[Component data from apps and pages]
:::::

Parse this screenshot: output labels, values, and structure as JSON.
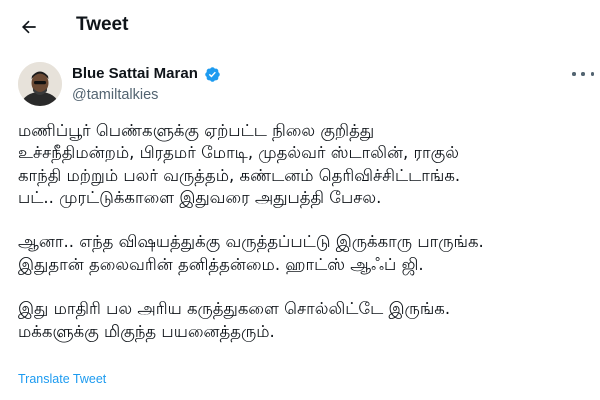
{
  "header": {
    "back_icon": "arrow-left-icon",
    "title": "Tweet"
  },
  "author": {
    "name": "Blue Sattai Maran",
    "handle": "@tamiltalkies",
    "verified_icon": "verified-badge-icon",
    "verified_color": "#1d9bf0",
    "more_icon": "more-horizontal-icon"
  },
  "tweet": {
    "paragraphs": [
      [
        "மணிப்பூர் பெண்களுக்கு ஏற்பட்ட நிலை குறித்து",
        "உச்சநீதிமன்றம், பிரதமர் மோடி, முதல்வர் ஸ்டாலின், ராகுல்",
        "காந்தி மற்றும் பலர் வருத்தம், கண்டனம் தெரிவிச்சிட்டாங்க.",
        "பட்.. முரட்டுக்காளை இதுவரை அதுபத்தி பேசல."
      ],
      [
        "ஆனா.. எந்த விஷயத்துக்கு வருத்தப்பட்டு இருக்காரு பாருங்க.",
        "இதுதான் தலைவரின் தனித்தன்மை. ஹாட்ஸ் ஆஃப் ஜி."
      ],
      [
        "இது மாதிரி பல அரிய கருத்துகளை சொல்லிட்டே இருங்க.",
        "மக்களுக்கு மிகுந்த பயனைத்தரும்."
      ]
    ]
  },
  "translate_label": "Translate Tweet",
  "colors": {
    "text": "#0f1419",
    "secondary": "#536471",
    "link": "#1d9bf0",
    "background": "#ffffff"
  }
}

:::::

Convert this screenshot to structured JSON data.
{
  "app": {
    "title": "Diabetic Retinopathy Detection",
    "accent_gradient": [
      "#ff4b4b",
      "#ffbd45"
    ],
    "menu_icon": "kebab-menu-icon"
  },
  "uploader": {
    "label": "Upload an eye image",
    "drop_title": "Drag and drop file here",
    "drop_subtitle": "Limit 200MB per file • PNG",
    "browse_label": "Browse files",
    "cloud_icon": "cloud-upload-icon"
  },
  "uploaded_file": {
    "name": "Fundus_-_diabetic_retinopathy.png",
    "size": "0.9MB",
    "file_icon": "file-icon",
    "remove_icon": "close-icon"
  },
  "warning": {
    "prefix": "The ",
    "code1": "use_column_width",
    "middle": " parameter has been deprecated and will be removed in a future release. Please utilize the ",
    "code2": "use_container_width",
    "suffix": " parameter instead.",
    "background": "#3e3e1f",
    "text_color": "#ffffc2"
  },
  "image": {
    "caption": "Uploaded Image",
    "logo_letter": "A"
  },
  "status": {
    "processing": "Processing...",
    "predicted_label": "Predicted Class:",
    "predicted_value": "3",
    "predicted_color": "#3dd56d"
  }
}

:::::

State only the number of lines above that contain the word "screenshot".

• **OUTPUT FOR THIS TASK**
2